SIX EUROPEAN MASTERS: REDEFINING THE BODY
The return of the Olympic Games to their birthplace, Greece, requires that we once more endow this supreme event with its original moral and artistic dimension, its original sense of human striving for perfection. This was the rationale which lay behind the creation of the institution of the Cultural Olympiad by the Ministry of Culture.
The exhibition “Six Major Sculptors: a conversation with humanity; Rodin, Bourdelle, Maillol, Brancusi, Giacometti, Moore” to be staged at the National Gallery, will be one of the major visual arts events to be seen during the period of the Olympic Games.
Sculpture played a crucial role in the ancient Olympics. The most beautiful pieces of sculpture bequeathed to us by antiquity are statues of athletes, perpetuating the memory of their victories in Panhellenic games. It was only natural, then, that we should choose an exhibition of sculpture as the major artistic event to accompany the great, international sporting festival of the Athens Olympics.
The six European sculptors were selected on the grounds of their devotion to the humanist tradition founded by ancient Greek sculpture, as well as the role they played in the radical transformation of this same tradition. Indeed, these six leading representatives of modern and contemporary art will permit us to watch closely the various stages in the progress from the traditional, but radically renewed and re-animated sculptural forms of the first three sculptors ( Rodin, Bourdelle, Maillol), to the three versions of contemporary plastic art represented by those of the second group (Brancusi, Giacometti, Moore).
The six sculptors chosen also represent another trajectory, a new approach, a new reading and a new appraisal of the teachings of ancient art:
Rodin was the first modern sculptor to understand in depth the plastic message of Phidian sculpture, its vitality and truth, its relationship with the living model and the plastic solutions it bequeathed to the tradition of the human figure. Rodin was not only a great admirer of ancient art, but also an ardent collector. A number of unique pieces from his collection will be displayed in Athens alongside his own works.
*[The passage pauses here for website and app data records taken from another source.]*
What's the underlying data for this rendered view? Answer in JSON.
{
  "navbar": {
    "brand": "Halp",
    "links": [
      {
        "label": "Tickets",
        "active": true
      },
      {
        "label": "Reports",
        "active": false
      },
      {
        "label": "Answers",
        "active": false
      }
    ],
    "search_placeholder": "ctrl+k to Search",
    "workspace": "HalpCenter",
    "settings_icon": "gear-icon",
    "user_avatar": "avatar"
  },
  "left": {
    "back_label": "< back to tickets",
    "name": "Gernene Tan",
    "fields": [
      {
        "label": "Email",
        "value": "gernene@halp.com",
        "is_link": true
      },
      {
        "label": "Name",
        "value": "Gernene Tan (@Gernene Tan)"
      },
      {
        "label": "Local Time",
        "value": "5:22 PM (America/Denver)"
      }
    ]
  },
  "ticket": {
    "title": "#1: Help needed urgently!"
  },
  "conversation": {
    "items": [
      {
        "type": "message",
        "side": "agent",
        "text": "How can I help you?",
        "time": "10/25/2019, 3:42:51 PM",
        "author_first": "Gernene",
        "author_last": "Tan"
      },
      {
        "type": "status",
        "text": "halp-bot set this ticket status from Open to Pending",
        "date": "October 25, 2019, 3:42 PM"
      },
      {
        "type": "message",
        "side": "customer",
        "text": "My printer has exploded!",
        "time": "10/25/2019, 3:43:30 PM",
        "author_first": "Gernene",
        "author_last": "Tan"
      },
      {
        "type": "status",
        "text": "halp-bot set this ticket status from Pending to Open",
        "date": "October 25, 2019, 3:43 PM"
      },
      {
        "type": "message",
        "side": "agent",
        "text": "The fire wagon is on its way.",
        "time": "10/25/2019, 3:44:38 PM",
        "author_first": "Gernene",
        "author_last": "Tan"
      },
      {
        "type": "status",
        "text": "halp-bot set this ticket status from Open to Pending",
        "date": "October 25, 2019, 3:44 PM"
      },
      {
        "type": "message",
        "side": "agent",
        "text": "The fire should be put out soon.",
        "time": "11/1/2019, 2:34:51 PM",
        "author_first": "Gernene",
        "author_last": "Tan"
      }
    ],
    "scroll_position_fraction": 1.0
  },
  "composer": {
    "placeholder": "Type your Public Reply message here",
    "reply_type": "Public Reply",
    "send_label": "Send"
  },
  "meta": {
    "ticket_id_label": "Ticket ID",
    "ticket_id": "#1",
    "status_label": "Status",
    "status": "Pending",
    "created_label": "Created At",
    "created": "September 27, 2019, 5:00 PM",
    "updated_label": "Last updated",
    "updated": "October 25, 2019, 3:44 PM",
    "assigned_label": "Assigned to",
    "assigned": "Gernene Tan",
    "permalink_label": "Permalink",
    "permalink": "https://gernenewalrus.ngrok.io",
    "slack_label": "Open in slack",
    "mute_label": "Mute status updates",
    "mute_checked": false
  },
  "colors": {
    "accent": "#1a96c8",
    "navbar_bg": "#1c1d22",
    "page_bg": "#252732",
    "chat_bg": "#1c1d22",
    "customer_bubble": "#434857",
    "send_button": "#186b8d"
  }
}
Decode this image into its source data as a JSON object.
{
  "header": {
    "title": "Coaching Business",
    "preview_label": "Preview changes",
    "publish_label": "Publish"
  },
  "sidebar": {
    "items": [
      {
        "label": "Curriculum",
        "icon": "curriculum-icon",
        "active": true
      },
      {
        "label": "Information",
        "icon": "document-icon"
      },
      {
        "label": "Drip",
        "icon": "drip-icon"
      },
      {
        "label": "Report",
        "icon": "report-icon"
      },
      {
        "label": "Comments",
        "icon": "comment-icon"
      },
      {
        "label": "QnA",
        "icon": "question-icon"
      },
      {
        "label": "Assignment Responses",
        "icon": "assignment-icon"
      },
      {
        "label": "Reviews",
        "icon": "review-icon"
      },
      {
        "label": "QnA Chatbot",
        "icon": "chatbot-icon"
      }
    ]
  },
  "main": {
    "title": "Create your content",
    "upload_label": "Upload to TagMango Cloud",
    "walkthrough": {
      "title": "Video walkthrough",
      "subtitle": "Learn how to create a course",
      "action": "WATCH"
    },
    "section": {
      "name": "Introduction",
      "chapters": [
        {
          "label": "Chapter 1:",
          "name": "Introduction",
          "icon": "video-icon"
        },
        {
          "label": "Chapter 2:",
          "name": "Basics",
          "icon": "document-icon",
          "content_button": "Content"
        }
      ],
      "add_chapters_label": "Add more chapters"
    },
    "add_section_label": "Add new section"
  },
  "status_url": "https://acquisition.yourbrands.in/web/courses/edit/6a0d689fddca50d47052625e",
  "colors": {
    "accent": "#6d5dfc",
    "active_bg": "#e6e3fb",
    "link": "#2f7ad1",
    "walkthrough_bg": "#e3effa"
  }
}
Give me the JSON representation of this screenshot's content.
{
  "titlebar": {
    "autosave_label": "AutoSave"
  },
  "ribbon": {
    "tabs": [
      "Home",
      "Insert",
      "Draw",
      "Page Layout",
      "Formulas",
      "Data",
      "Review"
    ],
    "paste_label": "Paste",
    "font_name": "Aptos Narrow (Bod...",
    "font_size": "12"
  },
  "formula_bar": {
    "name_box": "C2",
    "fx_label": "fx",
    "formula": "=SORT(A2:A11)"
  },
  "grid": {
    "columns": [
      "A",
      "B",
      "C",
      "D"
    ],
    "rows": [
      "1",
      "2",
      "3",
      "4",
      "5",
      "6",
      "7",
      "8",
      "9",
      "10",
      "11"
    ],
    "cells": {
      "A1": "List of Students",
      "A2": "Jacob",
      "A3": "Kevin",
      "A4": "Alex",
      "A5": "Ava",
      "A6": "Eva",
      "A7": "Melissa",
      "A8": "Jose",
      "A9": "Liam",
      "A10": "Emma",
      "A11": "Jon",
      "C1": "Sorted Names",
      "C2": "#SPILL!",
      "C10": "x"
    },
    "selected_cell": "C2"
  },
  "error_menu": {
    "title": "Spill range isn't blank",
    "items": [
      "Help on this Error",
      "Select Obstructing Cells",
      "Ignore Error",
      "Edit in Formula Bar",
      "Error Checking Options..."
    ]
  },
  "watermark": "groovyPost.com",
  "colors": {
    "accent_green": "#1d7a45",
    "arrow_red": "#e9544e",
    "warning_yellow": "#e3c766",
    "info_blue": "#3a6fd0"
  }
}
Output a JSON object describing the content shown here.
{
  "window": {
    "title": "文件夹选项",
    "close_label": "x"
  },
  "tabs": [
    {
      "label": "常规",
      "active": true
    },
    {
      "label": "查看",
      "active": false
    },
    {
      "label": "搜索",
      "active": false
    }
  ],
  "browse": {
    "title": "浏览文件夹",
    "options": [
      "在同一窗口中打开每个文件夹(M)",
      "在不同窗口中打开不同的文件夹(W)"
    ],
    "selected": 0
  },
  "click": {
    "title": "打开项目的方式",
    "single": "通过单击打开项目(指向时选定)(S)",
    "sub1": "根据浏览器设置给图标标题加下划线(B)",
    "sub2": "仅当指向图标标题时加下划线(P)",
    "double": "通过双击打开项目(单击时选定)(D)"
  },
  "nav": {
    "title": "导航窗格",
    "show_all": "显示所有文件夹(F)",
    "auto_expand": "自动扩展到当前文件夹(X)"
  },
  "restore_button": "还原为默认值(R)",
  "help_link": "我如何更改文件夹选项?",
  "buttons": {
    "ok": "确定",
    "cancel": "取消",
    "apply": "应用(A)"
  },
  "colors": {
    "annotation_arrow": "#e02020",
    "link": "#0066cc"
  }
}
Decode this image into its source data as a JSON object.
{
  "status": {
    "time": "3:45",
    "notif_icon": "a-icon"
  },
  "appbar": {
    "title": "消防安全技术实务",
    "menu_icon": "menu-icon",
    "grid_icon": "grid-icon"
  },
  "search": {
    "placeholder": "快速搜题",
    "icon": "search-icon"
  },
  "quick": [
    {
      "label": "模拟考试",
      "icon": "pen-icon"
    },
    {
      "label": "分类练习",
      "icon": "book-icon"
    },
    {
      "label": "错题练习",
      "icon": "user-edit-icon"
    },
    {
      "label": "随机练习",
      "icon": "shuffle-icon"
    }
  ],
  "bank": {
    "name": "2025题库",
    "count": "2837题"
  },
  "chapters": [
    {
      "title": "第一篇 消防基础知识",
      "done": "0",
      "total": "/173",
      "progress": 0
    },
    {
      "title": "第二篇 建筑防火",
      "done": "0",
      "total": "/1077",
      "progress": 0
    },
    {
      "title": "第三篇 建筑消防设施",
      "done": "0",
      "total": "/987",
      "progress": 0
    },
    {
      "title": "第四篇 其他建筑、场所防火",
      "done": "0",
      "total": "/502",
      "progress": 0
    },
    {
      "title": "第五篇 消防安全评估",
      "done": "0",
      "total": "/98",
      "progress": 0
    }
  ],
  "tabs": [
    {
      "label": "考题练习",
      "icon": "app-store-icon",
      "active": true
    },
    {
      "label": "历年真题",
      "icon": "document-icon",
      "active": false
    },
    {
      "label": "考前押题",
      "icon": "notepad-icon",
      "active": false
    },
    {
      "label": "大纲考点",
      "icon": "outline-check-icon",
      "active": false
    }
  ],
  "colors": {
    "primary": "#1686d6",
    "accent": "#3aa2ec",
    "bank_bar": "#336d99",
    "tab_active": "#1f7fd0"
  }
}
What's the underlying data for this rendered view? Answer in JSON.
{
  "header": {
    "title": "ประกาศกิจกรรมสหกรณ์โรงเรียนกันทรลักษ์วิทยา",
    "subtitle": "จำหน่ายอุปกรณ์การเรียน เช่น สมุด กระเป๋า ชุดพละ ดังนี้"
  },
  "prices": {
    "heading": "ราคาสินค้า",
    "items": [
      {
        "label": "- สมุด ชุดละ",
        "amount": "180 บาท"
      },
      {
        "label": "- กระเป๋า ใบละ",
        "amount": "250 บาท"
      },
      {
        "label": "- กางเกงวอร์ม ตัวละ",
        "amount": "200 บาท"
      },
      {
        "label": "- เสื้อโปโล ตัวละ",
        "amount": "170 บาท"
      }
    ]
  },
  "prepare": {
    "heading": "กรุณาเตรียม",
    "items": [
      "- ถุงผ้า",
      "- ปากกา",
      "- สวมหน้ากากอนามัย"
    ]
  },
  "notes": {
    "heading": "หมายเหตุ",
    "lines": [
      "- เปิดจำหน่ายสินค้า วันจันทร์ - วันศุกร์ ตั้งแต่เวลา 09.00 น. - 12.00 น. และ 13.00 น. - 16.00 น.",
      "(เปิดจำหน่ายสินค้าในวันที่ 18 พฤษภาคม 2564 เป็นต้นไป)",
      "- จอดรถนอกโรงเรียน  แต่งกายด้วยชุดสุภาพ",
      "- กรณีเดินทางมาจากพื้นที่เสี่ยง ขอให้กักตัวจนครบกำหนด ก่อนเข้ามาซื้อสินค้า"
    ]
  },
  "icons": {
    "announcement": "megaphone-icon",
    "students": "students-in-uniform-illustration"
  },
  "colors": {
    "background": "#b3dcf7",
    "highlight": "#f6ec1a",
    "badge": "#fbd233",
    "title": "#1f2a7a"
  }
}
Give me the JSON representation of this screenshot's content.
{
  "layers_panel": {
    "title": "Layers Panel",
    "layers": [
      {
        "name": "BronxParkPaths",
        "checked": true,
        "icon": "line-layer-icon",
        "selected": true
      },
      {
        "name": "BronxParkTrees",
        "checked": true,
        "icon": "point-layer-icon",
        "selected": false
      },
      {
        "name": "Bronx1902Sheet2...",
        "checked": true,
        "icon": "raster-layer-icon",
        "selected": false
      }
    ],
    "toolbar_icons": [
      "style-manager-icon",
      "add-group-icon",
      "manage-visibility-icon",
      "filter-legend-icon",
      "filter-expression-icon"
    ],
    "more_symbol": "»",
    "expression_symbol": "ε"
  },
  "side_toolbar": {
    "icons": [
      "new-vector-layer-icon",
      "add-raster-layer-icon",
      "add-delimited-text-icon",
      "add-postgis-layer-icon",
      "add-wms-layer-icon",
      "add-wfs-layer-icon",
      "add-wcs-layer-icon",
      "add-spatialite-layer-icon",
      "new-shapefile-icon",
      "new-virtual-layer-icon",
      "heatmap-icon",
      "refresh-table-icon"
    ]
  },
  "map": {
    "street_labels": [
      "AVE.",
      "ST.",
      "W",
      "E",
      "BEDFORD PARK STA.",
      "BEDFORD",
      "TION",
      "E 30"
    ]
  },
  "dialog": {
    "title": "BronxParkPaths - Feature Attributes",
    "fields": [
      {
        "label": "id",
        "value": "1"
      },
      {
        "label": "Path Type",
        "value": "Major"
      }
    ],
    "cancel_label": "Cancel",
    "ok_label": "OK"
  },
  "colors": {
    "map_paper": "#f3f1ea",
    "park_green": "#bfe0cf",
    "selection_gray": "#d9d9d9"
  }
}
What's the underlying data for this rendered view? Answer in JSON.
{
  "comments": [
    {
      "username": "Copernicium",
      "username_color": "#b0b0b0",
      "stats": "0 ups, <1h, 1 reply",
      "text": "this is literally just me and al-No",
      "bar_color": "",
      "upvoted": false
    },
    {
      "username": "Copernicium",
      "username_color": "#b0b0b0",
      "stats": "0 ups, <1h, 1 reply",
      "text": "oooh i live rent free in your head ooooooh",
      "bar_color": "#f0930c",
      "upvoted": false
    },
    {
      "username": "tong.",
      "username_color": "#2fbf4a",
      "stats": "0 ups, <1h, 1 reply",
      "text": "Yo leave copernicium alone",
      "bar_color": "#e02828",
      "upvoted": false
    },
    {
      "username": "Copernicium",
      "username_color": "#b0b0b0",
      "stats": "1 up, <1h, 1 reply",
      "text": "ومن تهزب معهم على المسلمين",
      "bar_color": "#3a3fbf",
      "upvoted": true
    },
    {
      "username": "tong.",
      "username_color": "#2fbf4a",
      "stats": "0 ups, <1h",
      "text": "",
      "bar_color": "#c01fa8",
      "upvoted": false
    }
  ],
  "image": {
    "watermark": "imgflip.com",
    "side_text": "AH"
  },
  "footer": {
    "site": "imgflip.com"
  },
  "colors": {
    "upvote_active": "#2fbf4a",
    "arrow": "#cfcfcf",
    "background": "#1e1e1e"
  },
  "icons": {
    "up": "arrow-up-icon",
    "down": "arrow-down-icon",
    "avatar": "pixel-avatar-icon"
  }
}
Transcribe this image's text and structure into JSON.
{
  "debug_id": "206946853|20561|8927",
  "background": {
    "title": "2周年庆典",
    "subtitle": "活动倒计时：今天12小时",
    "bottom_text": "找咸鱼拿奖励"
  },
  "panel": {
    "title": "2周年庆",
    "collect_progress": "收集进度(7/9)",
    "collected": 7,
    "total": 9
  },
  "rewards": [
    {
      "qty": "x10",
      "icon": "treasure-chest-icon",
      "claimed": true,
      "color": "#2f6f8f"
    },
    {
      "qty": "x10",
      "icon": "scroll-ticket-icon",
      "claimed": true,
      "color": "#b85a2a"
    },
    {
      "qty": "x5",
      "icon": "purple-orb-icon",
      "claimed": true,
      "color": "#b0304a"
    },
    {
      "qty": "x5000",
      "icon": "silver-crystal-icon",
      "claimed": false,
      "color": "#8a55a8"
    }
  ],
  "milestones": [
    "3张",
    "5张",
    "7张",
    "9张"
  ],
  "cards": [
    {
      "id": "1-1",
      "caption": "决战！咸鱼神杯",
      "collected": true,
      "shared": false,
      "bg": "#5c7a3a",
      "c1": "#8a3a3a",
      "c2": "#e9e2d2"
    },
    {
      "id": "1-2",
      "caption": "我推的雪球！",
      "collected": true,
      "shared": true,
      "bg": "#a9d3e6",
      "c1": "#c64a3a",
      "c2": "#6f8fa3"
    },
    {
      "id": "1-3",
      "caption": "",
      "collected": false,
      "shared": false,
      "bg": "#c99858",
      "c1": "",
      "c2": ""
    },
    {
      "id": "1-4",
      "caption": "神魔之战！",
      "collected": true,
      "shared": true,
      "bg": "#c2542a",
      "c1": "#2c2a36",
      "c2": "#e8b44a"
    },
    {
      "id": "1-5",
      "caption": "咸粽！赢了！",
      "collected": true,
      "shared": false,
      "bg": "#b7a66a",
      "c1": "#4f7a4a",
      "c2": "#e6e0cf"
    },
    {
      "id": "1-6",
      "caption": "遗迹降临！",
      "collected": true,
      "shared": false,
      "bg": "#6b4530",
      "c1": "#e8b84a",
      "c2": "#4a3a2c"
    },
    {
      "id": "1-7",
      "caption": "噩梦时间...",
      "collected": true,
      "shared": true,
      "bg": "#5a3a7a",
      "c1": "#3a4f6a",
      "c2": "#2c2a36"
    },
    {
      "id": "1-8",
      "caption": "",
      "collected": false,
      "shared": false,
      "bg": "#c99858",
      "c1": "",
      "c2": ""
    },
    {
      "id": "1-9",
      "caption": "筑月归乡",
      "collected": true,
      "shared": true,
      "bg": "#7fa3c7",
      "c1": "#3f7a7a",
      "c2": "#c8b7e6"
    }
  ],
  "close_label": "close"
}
Bourdelle transferred his preferences to Olympia and ancient plastic art, helping him to restore to sculpture its monumental character. Maillol seeks the archetypal abstract and yet full figure of the Mediterranean fertility goddess, the figure embodied in the Aphrodite of Praxiteles.
Brancusi returns to the lesson of the Cyclades. His clean, condensed forms usher in the era of modern sculpture. Giacometti is inspired in his slender figures by the tapering forms of geometrical sculpture and the small figures of the Etruscan sculptors. Yet he endows them with a sense of drama which expresses the existential anguish and passions of 20th century man. Finally, Henry Moore restores to the human figure the innate ‘classical’ fullness and optimism, inventing the plastic principle of ‘vital form’. His reclining figures, warriors and matriarchal deities are often inspired by antiquity, demonstrating the vitality and endurance of the ancient teachings.
The sculptors we have selected are also linked by relations of teacher-student-disciple – which bring another dimension and cohesion to the group.
Existing or coming into being at the same period; of today or of the present. The term that designates art being made today.
A three-dimensional work of art. Such works may be carved, modelled, constructed, or cast. Sculptures can also be described as assemblage, in the round, relief, and made in a huge variety of media. Contemporary practice also includes live elements, as in Gilbert & George 'Living Sculpture' as well as broadcast work, radio or sound sculpture.
Greece, Athens, The National Gallery
- 09 June 2004 − 30 September 2004